Among the entries that follow, some lines contain the word "chevron". Show all of them.

*** DATA EXTRACT ***

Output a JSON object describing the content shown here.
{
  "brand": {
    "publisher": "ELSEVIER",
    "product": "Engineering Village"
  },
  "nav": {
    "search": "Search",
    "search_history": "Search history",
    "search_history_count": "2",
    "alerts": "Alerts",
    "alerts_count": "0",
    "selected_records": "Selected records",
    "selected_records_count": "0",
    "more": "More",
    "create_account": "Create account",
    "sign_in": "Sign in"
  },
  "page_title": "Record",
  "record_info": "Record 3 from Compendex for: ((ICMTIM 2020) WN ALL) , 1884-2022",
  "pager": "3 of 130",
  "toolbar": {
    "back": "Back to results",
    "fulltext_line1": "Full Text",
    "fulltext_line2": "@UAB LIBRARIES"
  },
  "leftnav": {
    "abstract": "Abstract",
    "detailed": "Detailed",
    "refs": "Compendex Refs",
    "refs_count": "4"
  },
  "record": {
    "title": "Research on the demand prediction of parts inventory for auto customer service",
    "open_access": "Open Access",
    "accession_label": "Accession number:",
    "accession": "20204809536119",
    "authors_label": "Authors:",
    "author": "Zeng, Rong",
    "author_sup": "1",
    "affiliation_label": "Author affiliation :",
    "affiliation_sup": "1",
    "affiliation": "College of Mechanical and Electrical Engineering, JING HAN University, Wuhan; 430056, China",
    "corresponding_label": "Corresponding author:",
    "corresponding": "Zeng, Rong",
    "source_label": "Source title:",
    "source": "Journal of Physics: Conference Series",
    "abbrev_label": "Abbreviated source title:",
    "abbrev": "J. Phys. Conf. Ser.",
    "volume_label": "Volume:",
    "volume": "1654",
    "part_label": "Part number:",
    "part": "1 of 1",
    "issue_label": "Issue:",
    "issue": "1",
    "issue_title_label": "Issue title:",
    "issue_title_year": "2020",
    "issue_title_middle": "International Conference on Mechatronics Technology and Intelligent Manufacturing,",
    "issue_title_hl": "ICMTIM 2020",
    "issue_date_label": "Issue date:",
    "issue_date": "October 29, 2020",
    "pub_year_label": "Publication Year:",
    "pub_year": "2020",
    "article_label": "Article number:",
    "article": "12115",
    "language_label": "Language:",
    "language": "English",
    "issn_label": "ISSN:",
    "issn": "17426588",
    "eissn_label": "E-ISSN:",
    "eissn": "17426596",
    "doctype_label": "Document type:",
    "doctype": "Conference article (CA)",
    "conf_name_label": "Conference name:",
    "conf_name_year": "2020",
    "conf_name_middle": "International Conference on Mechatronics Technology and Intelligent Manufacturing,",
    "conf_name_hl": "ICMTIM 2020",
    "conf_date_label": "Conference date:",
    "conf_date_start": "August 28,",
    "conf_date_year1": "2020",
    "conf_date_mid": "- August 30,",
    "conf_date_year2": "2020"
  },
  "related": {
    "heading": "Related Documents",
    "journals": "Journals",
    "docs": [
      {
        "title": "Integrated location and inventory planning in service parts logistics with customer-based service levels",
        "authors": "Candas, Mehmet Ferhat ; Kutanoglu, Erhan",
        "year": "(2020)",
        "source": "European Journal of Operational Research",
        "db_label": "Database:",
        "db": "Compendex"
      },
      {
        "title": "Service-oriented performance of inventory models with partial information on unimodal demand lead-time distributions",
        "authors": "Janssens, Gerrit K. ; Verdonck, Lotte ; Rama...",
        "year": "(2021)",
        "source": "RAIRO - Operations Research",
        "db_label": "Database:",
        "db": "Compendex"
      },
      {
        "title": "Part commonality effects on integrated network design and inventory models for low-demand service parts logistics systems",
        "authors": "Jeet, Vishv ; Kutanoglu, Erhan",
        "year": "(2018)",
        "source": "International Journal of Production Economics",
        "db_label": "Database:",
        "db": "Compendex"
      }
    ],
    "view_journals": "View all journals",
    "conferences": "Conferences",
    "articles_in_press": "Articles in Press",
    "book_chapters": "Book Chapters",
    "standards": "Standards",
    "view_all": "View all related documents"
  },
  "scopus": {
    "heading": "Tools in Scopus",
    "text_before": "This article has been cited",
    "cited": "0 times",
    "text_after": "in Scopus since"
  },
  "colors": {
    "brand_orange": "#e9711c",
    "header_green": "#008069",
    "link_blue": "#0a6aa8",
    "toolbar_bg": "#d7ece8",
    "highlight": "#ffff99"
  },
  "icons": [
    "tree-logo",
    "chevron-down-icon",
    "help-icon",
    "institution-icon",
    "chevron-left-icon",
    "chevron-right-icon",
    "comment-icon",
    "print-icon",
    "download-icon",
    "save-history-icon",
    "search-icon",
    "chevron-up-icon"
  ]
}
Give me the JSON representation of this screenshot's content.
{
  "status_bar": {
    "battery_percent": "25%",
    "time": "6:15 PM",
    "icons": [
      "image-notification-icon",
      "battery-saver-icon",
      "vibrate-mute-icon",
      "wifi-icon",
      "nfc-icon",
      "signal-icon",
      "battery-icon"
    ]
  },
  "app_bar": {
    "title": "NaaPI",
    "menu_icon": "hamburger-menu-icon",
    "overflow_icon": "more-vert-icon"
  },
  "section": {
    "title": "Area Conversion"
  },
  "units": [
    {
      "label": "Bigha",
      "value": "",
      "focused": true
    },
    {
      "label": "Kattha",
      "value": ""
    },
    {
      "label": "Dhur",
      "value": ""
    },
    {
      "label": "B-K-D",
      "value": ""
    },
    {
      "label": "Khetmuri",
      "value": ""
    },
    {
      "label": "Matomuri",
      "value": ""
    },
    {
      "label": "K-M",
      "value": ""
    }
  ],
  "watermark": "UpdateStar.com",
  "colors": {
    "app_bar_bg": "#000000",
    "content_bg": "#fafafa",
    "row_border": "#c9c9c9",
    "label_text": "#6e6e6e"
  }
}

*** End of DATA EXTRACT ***

> _EXPECTED OUTPUT_
    "chevron-down-icon",
    "chevron-left-icon",
    "chevron-right-icon",
    "chevron-up-icon"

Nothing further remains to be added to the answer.